Charting back to the start of the silver bull market, we can see that silver remains firmly in its multi-year uptrend. Contrary to negative sentiment expressed by some analysts, there has been no significant chart damage or other action to suggest that the bull market has run its course. It recently bounced off the bottom line of its trend channel, which also corresponds roughly with the 100-day moving average. This line has provided support during the vast majority of silver’s corrections over the past decade, with exception to the 2008 financial crisis.
While we could see one more dip below $30, I think any talk of a decline below $25 is now comfortably off the table. Silver is currently facing resistance at the critical level of $35. If it breaks to the upside through this level, I see silver reaching a high between $55 and $65 by year end. To the downside, I think the lowest silver will close out the year is around $31, in the event that short-term deflationary forces take hold. But as mentioned earlier, I think the central banks stand ready to go ‘all in’ in order to prevent this from happening.
These projections are relatively conservative and based on the long-term trend trajectory. Any number of events could send silver parabolic in the blink of an eye. The silver market is tiny in relationship to the paper money market and if even a small percentage of those dollars decide to buy silver, demand will overwhelm supply and send prices into triple digits.

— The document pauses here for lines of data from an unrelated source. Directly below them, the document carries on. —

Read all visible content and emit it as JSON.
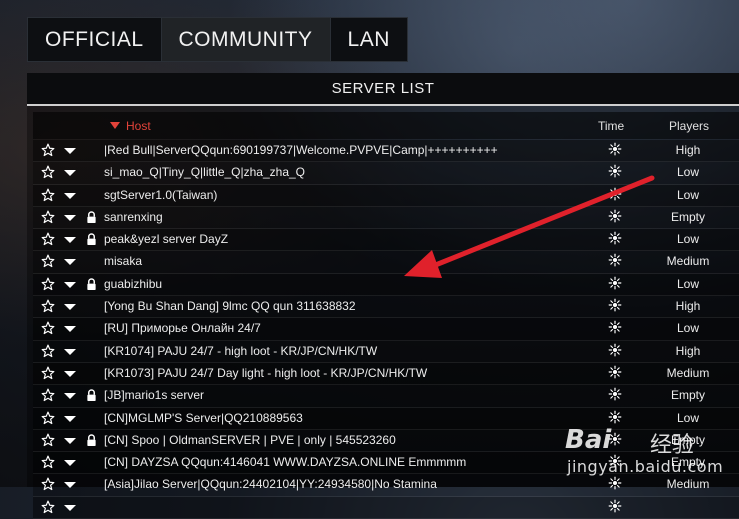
{
  "tabs": [
    {
      "label": "OFFICIAL"
    },
    {
      "label": "COMMUNITY"
    },
    {
      "label": "LAN"
    }
  ],
  "panel": {
    "title": "SERVER LIST",
    "columns": {
      "host": "Host",
      "time": "Time",
      "players": "Players"
    },
    "sort": {
      "column": "Host",
      "direction": "descending"
    }
  },
  "servers": [
    {
      "name": "|Red Bull|ServerQQqun:690199737|Welcome.PVPVE|Camp|++++++++++",
      "players": "High",
      "locked": false,
      "time_icon": "sun-icon"
    },
    {
      "name": "si_mao_Q|Tiny_Q|little_Q|zha_zha_Q",
      "players": "Low",
      "locked": false,
      "time_icon": "sun-icon"
    },
    {
      "name": "sgtServer1.0(Taiwan)",
      "players": "Low",
      "locked": false,
      "time_icon": "sun-icon"
    },
    {
      "name": "sanrenxing",
      "players": "Empty",
      "locked": true,
      "time_icon": "sun-icon"
    },
    {
      "name": "peak&yezl server DayZ",
      "players": "Low",
      "locked": true,
      "time_icon": "sun-icon"
    },
    {
      "name": "misaka",
      "players": "Medium",
      "locked": false,
      "time_icon": "sun-icon"
    },
    {
      "name": "guabizhibu",
      "players": "Low",
      "locked": true,
      "time_icon": "sun-icon"
    },
    {
      "name": "[Yong Bu Shan Dang] 9lmc QQ qun 311638832",
      "players": "High",
      "locked": false,
      "time_icon": "sun-icon"
    },
    {
      "name": "[RU] Приморье Онлайн 24/7",
      "players": "Low",
      "locked": false,
      "time_icon": "sun-icon"
    },
    {
      "name": "[KR1074] PAJU 24/7 -  high loot - KR/JP/CN/HK/TW",
      "players": "High",
      "locked": false,
      "time_icon": "sun-icon"
    },
    {
      "name": "[KR1073] PAJU 24/7 Day light - high loot - KR/JP/CN/HK/TW",
      "players": "Medium",
      "locked": false,
      "time_icon": "sun-icon"
    },
    {
      "name": "[JB]mario1s server",
      "players": "Empty",
      "locked": true,
      "time_icon": "sun-icon"
    },
    {
      "name": "[CN]MGLMP'S Server|QQ210889563",
      "players": "Low",
      "locked": false,
      "time_icon": "sun-icon"
    },
    {
      "name": "[CN] Spoo | OldmanSERVER | PVE | only | 545523260",
      "players": "Empty",
      "locked": true,
      "time_icon": "sun-icon"
    },
    {
      "name": "[CN] DAYZSA QQqun:4146041 WWW.DAYZSA.ONLINE Emmmmm",
      "players": "Empty",
      "locked": false,
      "time_icon": "sun-icon"
    },
    {
      "name": "[Asia]Jilao Server|QQqun:24402104|YY:24934580|No Stamina",
      "players": "Medium",
      "locked": false,
      "time_icon": "sun-icon"
    },
    {
      "name": "",
      "players": "",
      "locked": false,
      "time_icon": "sun-icon"
    }
  ],
  "annotation": {
    "arrow_color": "#e0212b"
  },
  "watermark": {
    "brand": "Bai",
    "brand_cn": "经验",
    "url": "jingyan.baidu.com"
  },
  "colors": {
    "accent": "#e2433a",
    "tab_active": "#202326",
    "header_bg": "#0b0c0e"
  }
}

I ultimately believe silver could reach $500, but the more important consideration is the value/purchasing power increase of silver. One thousand ounces of silver used to be able to buy a median-priced home in the United State and I believe one thousand ounces will once again achieve this same feat in the near future.
Some view silver as an inflation hedge or way to preserve purchasing power. I see it as a way to vastly increase purchasing power over the next several years, with the worse case scenario being wealth preservation. I’ll take that risk/reward scenario any day.
The Obama administration just put forth a budget that will result in another annual deficit of over $1 trillion, despite promising to cut the deficit to $650 billion. The ECB is bathing euro banks in liquidity, the US Fed has literally guaranteed an inflationary environment until late 2014 and Silver Eagle sales are skyrocketing. There is also less above-ground investment-grade silver available than gold and this quantity is rapidly declining. This supply/demand situation can not persist at such depressed prices. Lastly, silver is money and the best form to own in the event of a collapse of the fiat monetary system. It is insurance that can provide significant returns and help you increase your purchasing power, all at the same time.
So don’t miss the train again this time around. While silver is currently in consolidation mode, this is not likely to last long. When the silver price finally takes off once again, you will not want to miss the fireworks. You need only have the courage to take the path less chosen. Buy when others aren’t interested and sell in the future when there is a shortage and everyone is clamoring to buy silver at any premium.